Our law firm has seen an uptick in ketamine clients lately. And it’s no surprise as the drug picks up considerable speed with its off-label infusion applications for a slew of serious ailments, including depression and mood disorders. We’ve also been handling several M&A deals around ketamine clinics and the management companies that serve them. While the medical research and business interest in ketamine continues, any physician or investor looking to participate in or capitalize on such ketamine infusion clinics needs to get familiar (and fast) with: 1) what it takes to prescribe, store, and administer ketamine, and 2) the myriad laws and regulations around the corporate practice of medicine and the business set-ups that may run afoul of the same.

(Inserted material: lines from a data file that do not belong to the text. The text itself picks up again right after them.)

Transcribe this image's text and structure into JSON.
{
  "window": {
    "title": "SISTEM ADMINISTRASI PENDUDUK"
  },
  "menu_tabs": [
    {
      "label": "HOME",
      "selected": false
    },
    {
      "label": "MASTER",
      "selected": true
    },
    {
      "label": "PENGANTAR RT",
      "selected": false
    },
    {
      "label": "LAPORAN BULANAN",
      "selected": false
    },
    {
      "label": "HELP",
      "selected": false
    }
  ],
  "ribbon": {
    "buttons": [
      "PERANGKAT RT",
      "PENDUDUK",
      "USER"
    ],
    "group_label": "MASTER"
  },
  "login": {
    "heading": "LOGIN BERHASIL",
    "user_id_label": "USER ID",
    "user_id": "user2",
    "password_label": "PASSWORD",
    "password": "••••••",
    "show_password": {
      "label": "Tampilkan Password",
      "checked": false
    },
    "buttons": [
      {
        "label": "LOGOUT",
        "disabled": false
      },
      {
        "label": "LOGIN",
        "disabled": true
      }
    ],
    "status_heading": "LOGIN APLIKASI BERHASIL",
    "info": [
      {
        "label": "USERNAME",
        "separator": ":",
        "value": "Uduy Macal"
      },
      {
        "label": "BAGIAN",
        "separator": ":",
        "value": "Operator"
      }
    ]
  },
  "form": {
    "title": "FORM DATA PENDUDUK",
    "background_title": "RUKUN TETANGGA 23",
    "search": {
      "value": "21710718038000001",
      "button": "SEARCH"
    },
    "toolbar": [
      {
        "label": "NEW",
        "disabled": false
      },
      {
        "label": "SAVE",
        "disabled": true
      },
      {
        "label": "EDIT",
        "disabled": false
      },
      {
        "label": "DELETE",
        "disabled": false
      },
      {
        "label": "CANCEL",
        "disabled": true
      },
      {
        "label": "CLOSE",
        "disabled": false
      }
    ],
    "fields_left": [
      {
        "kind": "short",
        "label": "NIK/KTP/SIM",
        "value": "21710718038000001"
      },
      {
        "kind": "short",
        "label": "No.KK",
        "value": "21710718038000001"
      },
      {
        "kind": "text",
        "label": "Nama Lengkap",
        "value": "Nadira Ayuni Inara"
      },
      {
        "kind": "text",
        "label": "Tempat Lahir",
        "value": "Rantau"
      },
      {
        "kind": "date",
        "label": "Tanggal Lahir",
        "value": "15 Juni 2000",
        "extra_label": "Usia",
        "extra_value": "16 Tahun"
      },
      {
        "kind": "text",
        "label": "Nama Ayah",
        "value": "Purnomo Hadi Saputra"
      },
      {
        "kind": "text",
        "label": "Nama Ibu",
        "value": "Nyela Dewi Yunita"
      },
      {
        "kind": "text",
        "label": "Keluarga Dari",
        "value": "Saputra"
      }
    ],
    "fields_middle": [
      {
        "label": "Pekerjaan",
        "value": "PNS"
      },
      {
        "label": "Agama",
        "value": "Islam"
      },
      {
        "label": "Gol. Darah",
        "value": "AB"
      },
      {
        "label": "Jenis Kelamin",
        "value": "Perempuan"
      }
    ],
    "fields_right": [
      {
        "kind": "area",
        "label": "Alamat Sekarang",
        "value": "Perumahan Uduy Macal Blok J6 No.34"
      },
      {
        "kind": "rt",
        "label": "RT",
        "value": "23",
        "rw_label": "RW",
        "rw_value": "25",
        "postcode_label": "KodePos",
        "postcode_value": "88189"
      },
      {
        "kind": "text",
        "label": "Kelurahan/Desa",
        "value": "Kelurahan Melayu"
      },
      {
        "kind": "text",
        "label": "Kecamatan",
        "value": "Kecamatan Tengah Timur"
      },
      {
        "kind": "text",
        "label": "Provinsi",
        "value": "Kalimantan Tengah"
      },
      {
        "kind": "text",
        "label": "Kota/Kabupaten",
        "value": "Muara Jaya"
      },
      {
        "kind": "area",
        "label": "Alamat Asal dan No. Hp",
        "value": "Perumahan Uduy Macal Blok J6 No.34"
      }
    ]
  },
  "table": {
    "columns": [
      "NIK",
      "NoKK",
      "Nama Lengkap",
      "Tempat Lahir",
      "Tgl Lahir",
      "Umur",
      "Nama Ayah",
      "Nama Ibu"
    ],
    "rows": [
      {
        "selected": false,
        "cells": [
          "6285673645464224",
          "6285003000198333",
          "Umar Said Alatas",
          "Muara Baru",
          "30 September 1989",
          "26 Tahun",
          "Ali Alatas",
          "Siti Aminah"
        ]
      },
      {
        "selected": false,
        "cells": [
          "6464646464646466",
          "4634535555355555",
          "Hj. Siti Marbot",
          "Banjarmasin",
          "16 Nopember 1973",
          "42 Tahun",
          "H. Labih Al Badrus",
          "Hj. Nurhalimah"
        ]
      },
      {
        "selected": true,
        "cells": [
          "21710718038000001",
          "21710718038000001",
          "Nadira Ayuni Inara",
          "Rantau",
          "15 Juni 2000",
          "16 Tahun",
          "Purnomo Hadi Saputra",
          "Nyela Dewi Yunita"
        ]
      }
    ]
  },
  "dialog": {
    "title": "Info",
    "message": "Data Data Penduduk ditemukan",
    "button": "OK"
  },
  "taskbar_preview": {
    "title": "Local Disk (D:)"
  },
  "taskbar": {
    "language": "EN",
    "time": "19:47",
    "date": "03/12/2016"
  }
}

In California, the corporate practice of medicine is very serious business (see Business & Professions Code Sections 2052 and 2400). California actually requires stricter compliance than the Feds when it comes to the corporate practice of medicine doctrine and anti-kickback, fee-splitting, and self-referral laws and regs. This means that not just anyone can administer or manage ketamine infusion treatments here. In fact, in California, such treatments must be conducted by licensed physicians (although other licensed health care providers,